Dataset entries
┄┄┄┄┄┄

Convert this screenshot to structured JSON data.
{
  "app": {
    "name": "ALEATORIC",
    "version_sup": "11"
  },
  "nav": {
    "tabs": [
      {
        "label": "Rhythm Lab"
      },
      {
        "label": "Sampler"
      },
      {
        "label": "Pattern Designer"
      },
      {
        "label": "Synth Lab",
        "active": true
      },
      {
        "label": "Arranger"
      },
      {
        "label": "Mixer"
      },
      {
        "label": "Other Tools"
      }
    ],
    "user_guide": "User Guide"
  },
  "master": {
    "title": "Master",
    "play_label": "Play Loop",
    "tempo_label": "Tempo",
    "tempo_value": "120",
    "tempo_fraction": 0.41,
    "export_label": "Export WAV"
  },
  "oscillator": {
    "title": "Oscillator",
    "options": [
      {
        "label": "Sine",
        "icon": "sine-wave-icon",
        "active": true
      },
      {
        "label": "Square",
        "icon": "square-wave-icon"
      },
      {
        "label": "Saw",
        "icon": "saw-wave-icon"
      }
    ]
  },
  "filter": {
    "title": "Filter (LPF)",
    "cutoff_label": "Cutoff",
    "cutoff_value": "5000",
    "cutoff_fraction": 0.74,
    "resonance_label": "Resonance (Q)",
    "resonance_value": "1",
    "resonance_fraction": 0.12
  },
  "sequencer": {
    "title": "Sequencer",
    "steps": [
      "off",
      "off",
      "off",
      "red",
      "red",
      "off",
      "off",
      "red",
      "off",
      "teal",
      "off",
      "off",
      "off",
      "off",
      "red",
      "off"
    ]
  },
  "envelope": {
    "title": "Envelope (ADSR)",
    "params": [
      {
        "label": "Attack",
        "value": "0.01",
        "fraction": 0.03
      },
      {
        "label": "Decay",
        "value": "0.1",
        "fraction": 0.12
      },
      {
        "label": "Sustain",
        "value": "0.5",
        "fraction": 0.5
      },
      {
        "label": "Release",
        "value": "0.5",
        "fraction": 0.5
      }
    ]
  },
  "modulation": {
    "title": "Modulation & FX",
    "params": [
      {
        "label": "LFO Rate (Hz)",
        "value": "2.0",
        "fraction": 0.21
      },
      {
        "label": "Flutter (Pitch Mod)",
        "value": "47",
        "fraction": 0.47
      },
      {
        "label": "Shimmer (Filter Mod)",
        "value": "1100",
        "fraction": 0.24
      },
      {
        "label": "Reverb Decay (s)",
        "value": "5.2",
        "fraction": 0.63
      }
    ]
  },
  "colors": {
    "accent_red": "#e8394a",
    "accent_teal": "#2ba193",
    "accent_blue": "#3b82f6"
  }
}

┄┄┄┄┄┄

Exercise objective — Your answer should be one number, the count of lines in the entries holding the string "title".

Written answer — 6